Eisner Award Winner for Best Short Story
Hot Comb offers a poignant glimpse into black women’s lives and coming-of-age stories as seen across a crowded, ammonia-scented hair salon while ladies gossip and bond over the burn. The titular “Hot Comb” is about a young girl’s first perm—a doomed ploy to look cool and stop seeming “too white” in the all-black neighborhood her family has just moved into. In “Virgin Hair,” taunts of “tender-headed” sting as much as the perm itself. “My Lil Sister Lena” shows the stress of being the only black player on a white softball team. Lena’s hair is the team curio, an object to be touched, a subject to be discussed and debated at the will of her teammates, leading Lena to develop an anxiety disorder of pulling her own hair out. Throughout Hot Comb, Ebony Flowers re-creates classic magazine ads idealizing women’s need for hair relaxers and products. “Change your hair form to fit your life form” and “Kinks and Koils Forever” call customers from the page.
Realizations about race, class, and the imperfections of identity swirl through these stories and ads, which are by turns sweet, insightful, and heartbreaking. Flowers began drawing comics while earning her Ph.D., and her early mastery of sequential storytelling is nothing short of sublime. Hot Comb is a propitious display of talent from a new cartoonist who has already made her mark.
“Vivid and resonant . . . In the eight stories of Hot Comb, a mix of autobiography and fiction, the thread throughout is black women’s hair—as a source of intimacy, community and tension.”—The New York Times Book Review

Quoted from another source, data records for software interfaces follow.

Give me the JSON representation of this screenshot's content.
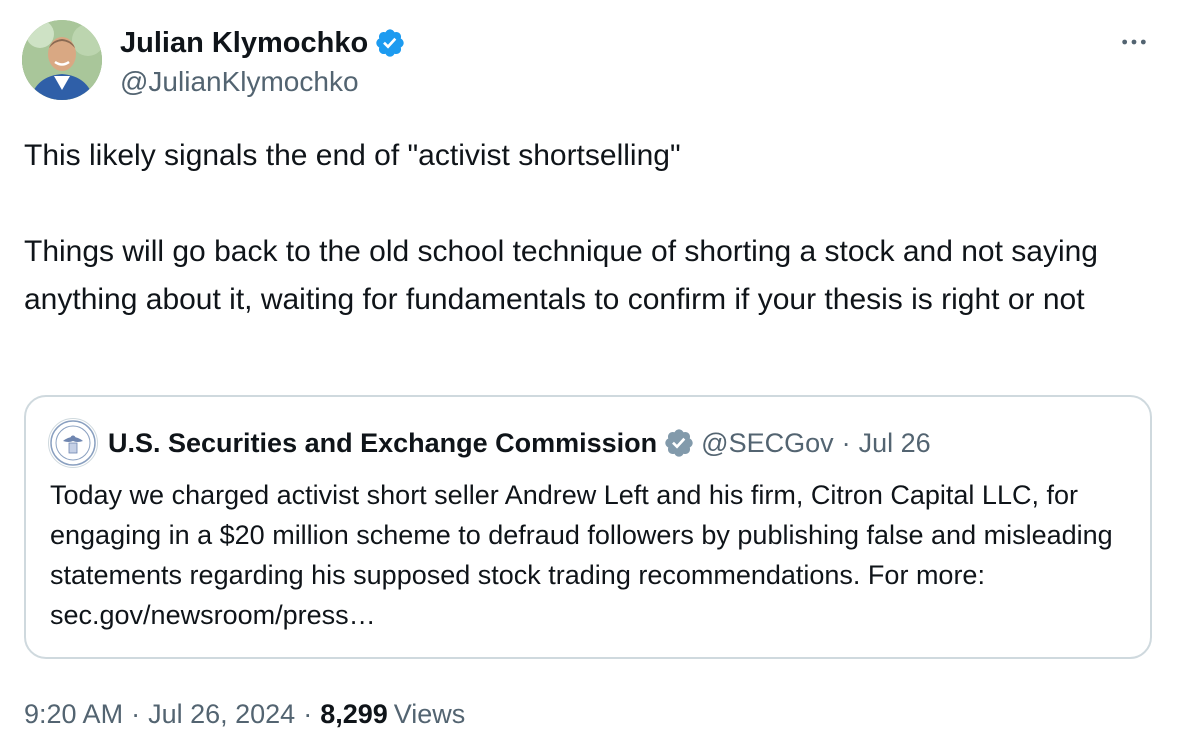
{
  "author": {
    "display_name": "Julian Klymochko",
    "handle": "@JulianKlymochko",
    "verified": true,
    "verified_color": "#1d9bf0"
  },
  "tweet": {
    "paragraphs": [
      "This likely signals the end of \"activist shortselling\"",
      "Things will go back to the old school technique of shorting a stock and not saying anything about it, waiting for fundamentals to confirm if your thesis is right or not"
    ]
  },
  "quote": {
    "display_name": "U.S. Securities and Exchange Commission",
    "handle": "@SECGov",
    "separator": "·",
    "date": "Jul 26",
    "verified_color": "#829aab",
    "text": "Today we charged activist short seller Andrew Left and his firm, Citron Capital LLC, for engaging in a $20 million scheme to defraud followers by publishing false and misleading statements regarding his supposed stock trading recommendations. For more: ",
    "link_text": "sec.gov/newsroom/press…"
  },
  "meta": {
    "time": "9:20 AM",
    "separator": "·",
    "date": "Jul 26, 2024",
    "views_count": "8,299",
    "views_label": "Views"
  },
  "icons": {
    "more": "more-horizontal-icon",
    "verified": "verified-badge-icon"
  },
  "colors": {
    "text_primary": "#0f1419",
    "text_secondary": "#536471",
    "border": "#cfd9de"
  }
}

“Hot Comb makes itself clear that it’s not about male desire, or male pleasure. It’s about what Black women think: of themselves, of each other, of their communities. They talk to each other while they’re at salons, they braid each others’ hair, they make little refuges from the judgment of the rest of the world . . . Flowers is a remarkable cartooning talent“—Seattle Review of Books
“Hot Comb explores the complex relationship between appearance, empowerment, subjugation, and society.”—Bustle
"These complex stories about the ‘ordinary’ lives of black girls, mothers, sisters, aunties, grandmas, nieces, and friends are extraordinary. What Ebony Flowers brings to comics is fresh and absolutely groundbreaking. I’ve been waiting for a book like this forever."—Lynda Barry, author of One Hundred Demons
"[Hot Comb is] rich with both sorrow and celebration as it champions black womanhood and family ties . . . How black hair is treated (literally and symbolically) becomes the lens to explore both oppression and community."—Publishers Weekly (starred review)